The Pain Clinic offers a comprehensive and specialised assessment for pain with a wide range of treatment and management options available, including both non-invasive and invasive procedures, and advice on medication. Persistent pain (also known as chronic pain) is a complex condition and can be associated with a wide range of causes, some of which are difficult to identify. We know that patients experience real pain despite having normal scans and tests. It is often difficult to completely relieve persistent pain. Our aim is to alleviate the pain as much as possible and to improve quality of life and to assist patients with self-management of their pain.
While we try to make a full and appropriate assessment of the patient’s pain and to ensure that an important diagnosis has not been missed, the Pain Management Service is not primarily a diagnostic centre. For patients with rheumatological symptoms, where a diagnosis has not yet been made, it may be more suitable for them to be seen by a Rheumatologist first. For other conditions, notably headache and pelvic pain, we would kindly ask the GP to refer patients to The Headache Group at UCLH, and the UCLH Pain Management Centre respectively. Recent onset of back pain +/- sciatica should be assessed for Red Flags, and where appropriate, referred initially to Musculoskeletal Physiotherapy or the Musculoskeletal Clinical Assessment and Treatment Service (MSK CATS).

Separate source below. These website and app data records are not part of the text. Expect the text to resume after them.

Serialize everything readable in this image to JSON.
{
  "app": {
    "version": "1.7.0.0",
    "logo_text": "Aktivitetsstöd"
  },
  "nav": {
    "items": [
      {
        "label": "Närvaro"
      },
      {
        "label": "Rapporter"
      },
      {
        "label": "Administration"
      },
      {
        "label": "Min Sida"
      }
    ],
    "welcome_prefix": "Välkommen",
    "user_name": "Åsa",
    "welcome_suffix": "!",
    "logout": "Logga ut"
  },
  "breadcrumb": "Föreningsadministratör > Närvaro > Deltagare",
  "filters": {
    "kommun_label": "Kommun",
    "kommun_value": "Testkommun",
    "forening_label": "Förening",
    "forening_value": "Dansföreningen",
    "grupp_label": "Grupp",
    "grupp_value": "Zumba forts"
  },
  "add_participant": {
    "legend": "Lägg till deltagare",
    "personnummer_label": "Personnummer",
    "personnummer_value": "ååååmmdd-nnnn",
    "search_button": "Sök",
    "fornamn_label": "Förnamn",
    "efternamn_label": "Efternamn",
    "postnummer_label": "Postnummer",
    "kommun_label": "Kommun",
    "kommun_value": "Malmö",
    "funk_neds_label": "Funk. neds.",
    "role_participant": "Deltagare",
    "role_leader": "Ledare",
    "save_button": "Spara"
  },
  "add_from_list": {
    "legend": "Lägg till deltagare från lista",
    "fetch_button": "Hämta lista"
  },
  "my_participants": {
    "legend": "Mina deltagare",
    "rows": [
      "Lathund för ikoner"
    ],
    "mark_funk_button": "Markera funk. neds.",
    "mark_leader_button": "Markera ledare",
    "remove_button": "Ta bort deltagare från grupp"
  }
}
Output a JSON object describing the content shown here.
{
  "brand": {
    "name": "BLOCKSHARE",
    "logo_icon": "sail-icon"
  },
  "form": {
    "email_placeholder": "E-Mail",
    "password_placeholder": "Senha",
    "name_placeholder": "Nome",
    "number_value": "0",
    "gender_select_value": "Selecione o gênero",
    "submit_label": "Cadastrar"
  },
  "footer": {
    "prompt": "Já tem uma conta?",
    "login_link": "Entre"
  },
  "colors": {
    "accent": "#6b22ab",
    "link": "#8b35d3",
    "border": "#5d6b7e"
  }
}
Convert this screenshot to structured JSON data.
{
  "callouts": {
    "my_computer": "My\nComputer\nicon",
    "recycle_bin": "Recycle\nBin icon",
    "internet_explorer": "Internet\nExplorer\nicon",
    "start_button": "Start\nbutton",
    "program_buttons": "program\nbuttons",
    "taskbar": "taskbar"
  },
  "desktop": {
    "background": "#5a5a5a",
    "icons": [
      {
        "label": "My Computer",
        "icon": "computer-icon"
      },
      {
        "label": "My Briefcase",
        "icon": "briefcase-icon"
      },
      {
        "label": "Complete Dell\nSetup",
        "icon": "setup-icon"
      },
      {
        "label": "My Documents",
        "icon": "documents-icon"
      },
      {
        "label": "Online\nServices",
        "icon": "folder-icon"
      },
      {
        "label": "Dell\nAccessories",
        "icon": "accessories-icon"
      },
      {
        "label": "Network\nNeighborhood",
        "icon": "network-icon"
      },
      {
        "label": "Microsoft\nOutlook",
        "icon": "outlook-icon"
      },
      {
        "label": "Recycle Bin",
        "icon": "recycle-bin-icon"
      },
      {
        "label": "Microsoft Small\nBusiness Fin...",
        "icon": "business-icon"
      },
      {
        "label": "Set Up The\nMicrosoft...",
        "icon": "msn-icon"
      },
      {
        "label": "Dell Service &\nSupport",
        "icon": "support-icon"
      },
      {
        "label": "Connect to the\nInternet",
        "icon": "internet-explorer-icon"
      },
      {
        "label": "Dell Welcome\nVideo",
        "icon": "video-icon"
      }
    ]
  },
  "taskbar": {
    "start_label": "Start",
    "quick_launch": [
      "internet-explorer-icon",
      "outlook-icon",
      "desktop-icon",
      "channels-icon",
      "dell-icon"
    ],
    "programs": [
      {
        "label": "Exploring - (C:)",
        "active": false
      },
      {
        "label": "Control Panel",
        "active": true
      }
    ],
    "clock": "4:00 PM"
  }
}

Referrals for Acupuncture and Psychology Services, including the Pain Self-Management Programme, are made within the Pain Clinic, if appropriate, after assessment of the patient. We are unable to accept direct referrals for Acupuncture, unless a PoLCE (Procedures of Low Clinical Effectiveness) approval has been obtained by the GP.
Referrals to the Whittington Pain Management Service are mainly from GPs and Secondary Care Specialists, as well as from MSK CATS. However, before referring to the service, referrers should ensure that:
- Appropriate diagnostic investigations in other specialties as appropriate have been exhausted
- The pain has been assessed, particularly as to whether there is an element of neuropathic pain, and treated accordingly – see Neuropathic
- Pain Treatment Pathway
- First line intervention have been tried:
- Optimise analgesia
- Consider TENS
- Consider Physiotherapy
- Advice on self-management
- Address common misconceptions
- The patient has been encouraged in self-management approaches and that appropriate expectations have been given to the patient (e.g. do not refer patients to have an injection)
- Mood and sleep have been assessed and treated appropriately
Appropriate Conditions for Referral:
- Patients with complex chronic pain problems (e.g. persistent back pain +/- sciatica, difficult cancer pain, fibromyalgia, phantom limb pain, complex regional pain syndrome, poorly controlled trigeminal neuralgia), and where other interventions have failed
- Patients exhibiting disabling levels of distress, depression or anxiety that significantly impair their function
- Analgesic advice or guidance, especially where strong opioids are being considered
- Consideration of other specialist pain intervention (e.g. injections)
- To help patients come to terms with and cope better with persistent pain, possibly as preparation for referral to Pain Self-Management.
Inappropriate Conditions for Referral:
- Some conditions are not considered appropriate for initial referral, as further specialist assessment or investigations may be needed. It is the responsibility of the referring clinician to decide whether an initial referral to the Pain Management Service is appropriate, or whether to refer to other services
- New onset of neurological symptoms or signs (e.g. progressive motor deficit)
- Red Flag pathologies (e.g. cauda equina syndrome, infection, recent trauma)
- Inflammatory conditions, such as suspected connective tissue disorders, polyarthropathies or ankylosing spondylitis (consider initial referral to Rheumatology)
- Headache disorders (please refer to The Headache Group at UCLH)
- Pelvic pain (please refer to the UCLH Pain Management Centre)
Information to be included in the referral
Please include reason for referral, and any relevant information about pain history, investigations performed and the results of these, PMH including relevant psychosocial history, previous treatments tried and the response to them, current medication and allergies.
If you are aware of repeated referral, mention this in the letter as they would benefit from MDT discussion.